** TASK DETAILS **
Below are the records; tally the lines that include "more" and report only the total.

** DATA FOR PROCESSING **
----------------------------------------

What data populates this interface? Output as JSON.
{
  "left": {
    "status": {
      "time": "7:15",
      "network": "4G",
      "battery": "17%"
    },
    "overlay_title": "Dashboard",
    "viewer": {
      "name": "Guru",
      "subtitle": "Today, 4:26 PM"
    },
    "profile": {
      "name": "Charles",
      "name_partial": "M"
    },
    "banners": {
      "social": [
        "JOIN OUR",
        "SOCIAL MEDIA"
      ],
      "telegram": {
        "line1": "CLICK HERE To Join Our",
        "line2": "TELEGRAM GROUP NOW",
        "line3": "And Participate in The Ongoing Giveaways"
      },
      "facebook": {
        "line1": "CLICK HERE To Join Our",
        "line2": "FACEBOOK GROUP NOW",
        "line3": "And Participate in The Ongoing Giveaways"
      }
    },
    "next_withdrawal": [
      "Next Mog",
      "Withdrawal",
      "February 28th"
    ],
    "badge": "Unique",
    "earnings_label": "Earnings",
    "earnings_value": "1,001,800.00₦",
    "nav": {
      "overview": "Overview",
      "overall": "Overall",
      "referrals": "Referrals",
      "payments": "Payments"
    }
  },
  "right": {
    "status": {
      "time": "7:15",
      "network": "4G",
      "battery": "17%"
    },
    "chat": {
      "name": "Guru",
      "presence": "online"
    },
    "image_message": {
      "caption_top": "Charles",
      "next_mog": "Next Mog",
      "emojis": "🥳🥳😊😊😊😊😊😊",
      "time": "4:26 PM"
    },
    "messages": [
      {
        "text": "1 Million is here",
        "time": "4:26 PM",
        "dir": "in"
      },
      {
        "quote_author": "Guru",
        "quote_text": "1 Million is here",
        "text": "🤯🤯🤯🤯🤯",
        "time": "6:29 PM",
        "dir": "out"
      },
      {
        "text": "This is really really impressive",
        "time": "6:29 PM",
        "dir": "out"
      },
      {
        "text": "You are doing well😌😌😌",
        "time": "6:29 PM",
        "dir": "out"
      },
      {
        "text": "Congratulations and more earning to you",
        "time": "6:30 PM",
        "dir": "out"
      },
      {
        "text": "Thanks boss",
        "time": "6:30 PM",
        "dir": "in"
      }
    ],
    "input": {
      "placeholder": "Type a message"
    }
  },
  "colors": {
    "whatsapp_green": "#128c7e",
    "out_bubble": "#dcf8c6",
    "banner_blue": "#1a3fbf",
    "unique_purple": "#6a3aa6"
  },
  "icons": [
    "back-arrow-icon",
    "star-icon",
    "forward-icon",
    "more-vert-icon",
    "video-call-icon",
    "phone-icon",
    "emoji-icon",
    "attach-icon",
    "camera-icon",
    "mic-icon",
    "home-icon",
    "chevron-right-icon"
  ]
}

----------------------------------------

** TASK ANSWER **
2